**Task inputs**

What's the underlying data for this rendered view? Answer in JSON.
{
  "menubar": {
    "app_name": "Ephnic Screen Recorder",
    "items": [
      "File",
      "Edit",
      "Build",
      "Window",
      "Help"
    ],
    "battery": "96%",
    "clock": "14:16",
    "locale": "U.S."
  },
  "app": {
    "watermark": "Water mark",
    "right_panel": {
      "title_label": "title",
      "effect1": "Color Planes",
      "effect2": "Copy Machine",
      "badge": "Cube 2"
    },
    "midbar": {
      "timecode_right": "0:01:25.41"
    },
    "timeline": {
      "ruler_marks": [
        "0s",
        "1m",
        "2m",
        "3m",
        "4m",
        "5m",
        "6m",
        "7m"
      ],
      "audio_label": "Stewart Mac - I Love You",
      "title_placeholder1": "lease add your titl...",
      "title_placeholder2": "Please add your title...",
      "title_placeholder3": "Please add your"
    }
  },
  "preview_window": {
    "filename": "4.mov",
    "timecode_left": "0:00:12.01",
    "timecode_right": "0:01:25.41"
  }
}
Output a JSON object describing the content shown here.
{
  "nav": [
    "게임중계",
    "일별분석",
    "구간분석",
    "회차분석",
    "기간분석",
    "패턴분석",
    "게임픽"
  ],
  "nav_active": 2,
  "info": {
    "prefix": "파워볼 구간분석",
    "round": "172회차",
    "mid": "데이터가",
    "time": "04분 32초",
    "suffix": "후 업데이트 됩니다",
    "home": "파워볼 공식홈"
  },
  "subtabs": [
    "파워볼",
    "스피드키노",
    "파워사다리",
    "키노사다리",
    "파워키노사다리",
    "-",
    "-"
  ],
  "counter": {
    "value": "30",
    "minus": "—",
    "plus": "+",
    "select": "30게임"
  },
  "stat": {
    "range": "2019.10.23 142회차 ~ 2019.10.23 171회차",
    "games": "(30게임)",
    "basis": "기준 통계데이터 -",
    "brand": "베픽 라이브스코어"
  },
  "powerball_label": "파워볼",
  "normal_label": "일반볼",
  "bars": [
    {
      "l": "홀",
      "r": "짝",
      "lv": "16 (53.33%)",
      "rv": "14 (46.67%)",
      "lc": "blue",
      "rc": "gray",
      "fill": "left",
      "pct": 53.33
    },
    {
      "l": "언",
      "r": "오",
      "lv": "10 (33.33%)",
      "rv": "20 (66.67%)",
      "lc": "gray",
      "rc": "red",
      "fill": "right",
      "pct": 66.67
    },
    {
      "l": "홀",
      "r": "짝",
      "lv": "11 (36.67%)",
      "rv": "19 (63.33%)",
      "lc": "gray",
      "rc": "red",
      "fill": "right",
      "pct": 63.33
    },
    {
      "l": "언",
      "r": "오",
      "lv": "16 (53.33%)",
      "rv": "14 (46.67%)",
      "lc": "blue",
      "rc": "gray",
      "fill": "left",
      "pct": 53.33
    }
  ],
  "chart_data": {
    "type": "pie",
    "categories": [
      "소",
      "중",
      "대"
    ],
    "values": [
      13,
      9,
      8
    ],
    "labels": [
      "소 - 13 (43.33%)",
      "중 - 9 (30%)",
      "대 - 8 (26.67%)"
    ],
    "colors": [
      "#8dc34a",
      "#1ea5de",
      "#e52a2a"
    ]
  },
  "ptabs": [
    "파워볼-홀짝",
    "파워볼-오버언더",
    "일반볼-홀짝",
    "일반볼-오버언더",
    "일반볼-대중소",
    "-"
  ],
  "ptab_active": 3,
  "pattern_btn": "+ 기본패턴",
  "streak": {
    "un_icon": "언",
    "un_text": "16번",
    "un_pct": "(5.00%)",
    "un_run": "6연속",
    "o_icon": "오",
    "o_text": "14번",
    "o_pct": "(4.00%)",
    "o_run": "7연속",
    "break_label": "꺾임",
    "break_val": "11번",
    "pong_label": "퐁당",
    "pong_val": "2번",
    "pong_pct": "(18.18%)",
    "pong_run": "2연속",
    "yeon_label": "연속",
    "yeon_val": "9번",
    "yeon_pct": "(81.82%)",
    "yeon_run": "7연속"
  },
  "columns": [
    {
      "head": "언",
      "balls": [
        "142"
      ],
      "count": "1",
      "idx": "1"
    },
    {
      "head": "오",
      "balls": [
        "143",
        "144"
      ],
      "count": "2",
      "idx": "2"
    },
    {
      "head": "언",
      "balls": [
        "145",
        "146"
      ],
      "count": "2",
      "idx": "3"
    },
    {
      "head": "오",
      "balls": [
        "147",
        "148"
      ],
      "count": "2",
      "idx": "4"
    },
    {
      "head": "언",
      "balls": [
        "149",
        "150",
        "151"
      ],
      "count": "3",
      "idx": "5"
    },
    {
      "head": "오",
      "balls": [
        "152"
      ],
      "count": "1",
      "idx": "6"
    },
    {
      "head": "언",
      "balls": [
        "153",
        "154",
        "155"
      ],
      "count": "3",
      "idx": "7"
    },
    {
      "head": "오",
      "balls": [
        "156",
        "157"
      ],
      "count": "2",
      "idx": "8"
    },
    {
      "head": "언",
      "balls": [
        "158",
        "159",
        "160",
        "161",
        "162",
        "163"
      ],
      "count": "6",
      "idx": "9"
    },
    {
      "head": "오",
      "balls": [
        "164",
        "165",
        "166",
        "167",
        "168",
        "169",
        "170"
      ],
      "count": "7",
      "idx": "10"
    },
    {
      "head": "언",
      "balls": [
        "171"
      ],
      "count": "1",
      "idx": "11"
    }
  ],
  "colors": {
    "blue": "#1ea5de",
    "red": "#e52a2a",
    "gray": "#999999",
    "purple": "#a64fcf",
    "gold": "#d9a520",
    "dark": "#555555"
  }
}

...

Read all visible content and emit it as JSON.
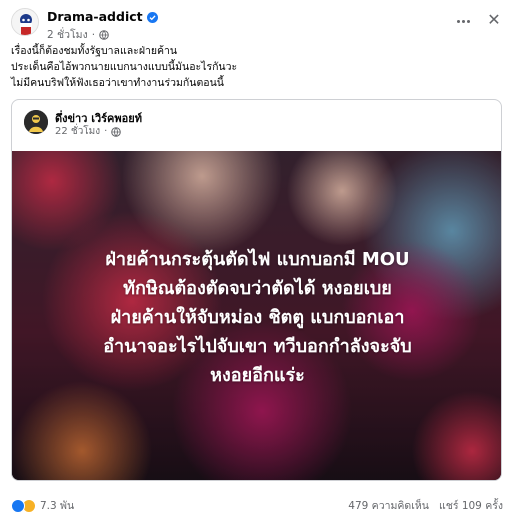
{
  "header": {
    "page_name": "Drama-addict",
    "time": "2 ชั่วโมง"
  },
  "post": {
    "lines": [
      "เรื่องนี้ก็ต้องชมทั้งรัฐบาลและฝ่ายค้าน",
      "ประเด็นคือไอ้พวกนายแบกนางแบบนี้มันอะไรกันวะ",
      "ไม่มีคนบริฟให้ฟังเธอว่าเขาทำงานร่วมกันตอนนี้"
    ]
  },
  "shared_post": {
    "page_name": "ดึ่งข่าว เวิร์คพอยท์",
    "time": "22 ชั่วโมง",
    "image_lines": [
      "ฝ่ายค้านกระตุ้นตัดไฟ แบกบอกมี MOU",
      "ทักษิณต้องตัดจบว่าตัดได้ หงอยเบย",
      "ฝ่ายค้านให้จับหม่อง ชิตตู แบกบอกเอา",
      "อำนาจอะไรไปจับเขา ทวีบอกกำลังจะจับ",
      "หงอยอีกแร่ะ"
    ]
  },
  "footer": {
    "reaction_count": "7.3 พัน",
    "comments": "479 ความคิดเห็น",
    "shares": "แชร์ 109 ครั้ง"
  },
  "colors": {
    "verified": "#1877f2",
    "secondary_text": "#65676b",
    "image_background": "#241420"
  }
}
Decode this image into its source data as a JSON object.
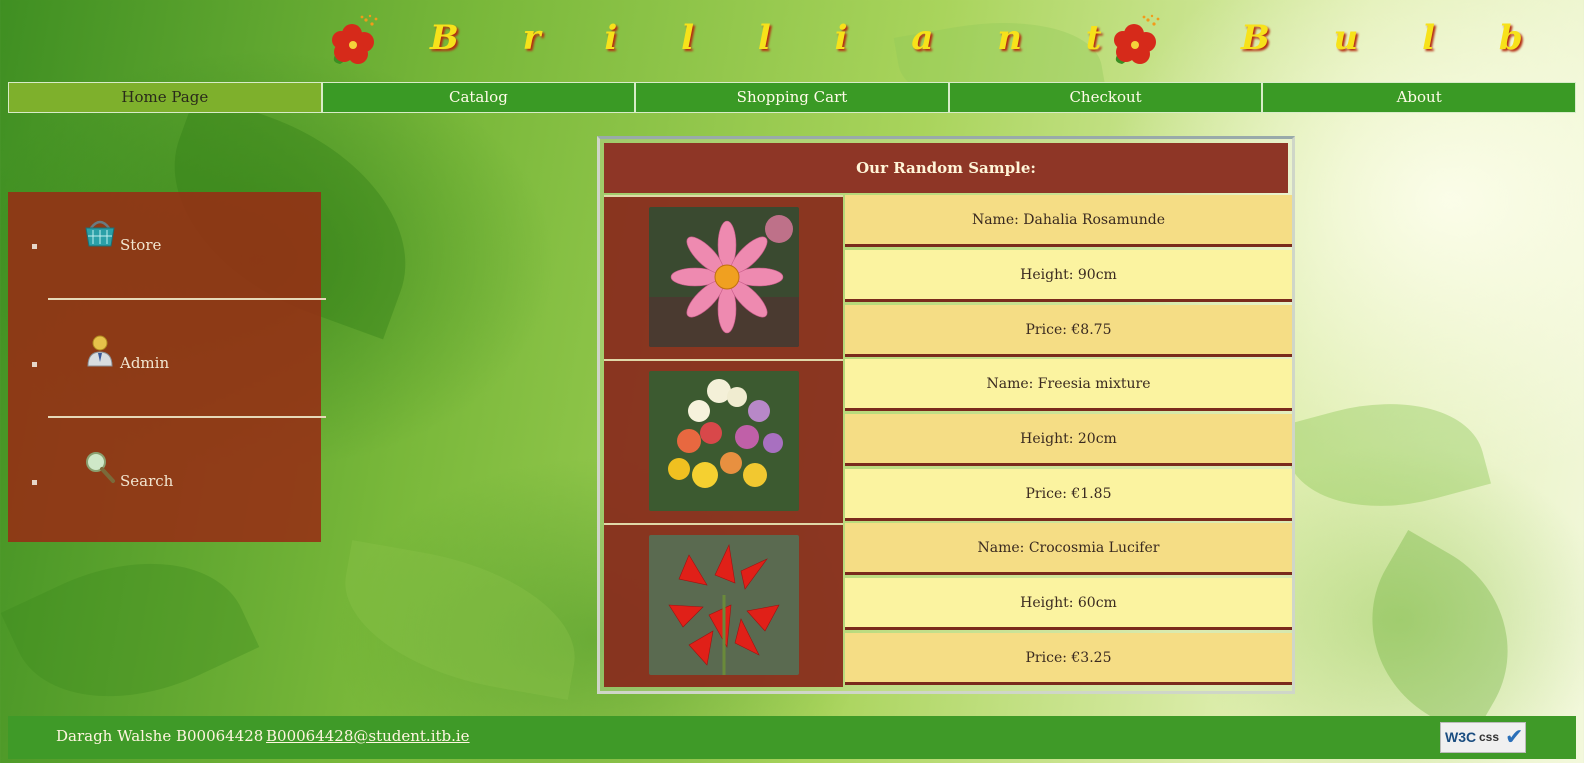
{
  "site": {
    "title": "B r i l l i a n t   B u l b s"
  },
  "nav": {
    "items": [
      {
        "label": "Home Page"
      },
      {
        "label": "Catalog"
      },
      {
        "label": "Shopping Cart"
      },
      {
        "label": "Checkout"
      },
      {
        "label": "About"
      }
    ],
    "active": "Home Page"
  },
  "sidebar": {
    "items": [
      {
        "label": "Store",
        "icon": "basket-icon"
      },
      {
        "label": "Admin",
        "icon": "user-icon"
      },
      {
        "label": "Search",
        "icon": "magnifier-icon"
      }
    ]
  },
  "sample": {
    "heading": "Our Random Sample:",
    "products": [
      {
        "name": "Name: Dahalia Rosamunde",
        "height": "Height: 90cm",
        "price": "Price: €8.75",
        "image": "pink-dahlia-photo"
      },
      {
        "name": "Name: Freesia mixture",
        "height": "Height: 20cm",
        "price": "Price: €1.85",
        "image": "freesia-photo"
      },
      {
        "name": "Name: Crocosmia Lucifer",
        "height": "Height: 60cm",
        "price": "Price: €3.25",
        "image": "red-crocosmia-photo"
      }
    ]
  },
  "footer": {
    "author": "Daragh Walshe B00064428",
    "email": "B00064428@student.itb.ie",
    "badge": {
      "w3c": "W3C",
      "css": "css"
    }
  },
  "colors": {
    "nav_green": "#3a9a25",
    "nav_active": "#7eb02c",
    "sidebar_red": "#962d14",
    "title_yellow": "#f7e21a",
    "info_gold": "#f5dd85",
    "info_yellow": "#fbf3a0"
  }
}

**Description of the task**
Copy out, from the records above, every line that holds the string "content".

**The completed task**
Output a JSON object describing the content shown here.
Read all visible content and emit it as JSON.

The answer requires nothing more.